(INFORMATION Opens)
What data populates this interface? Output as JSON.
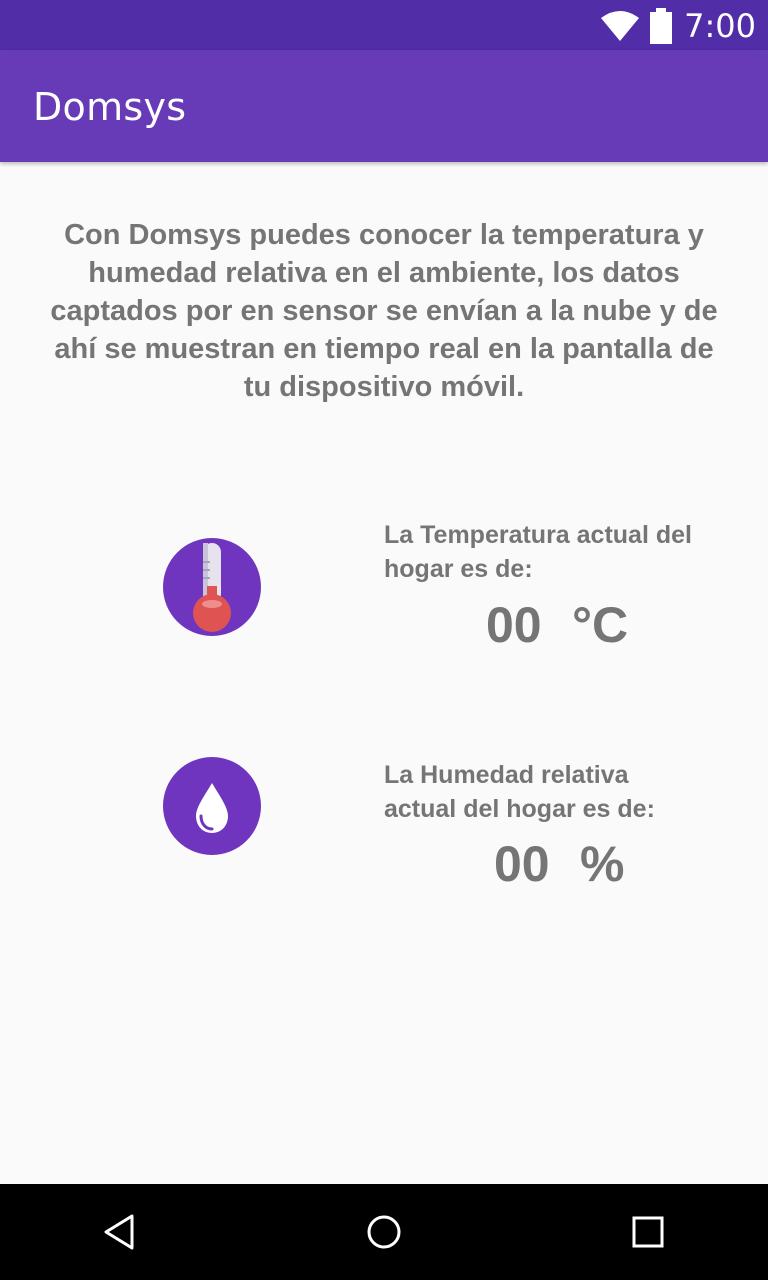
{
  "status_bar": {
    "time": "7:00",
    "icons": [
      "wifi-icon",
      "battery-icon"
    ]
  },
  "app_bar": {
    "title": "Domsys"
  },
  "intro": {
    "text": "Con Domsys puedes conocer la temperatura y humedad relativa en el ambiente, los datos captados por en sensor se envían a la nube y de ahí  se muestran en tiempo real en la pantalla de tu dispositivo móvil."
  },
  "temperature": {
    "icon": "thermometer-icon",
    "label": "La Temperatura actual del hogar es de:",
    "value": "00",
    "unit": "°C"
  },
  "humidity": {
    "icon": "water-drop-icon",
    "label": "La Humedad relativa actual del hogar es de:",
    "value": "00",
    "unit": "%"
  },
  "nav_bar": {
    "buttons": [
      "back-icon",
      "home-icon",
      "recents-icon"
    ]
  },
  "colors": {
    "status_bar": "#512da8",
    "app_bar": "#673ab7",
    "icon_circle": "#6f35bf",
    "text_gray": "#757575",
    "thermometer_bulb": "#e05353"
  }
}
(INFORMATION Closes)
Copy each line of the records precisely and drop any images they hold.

What data populates this interface? Output as JSON.
{
  "status_bar": {
    "time": "7:00",
    "icons": [
      "wifi-icon",
      "battery-icon"
    ]
  },
  "app_bar": {
    "title": "Domsys"
  },
  "intro": {
    "text": "Con Domsys puedes conocer la temperatura y humedad relativa en el ambiente, los datos captados por en sensor se envían a la nube y de ahí  se muestran en tiempo real en la pantalla de tu dispositivo móvil."
  },
  "temperature": {
    "icon": "thermometer-icon",
    "label": "La Temperatura actual del hogar es de:",
    "value": "00",
    "unit": "°C"
  },
  "humidity": {
    "icon": "water-drop-icon",
    "label": "La Humedad relativa actual del hogar es de:",
    "value": "00",
    "unit": "%"
  },
  "nav_bar": {
    "buttons": [
      "back-icon",
      "home-icon",
      "recents-icon"
    ]
  },
  "colors": {
    "status_bar": "#512da8",
    "app_bar": "#673ab7",
    "icon_circle": "#6f35bf",
    "text_gray": "#757575",
    "thermometer_bulb": "#e05353"
  }
}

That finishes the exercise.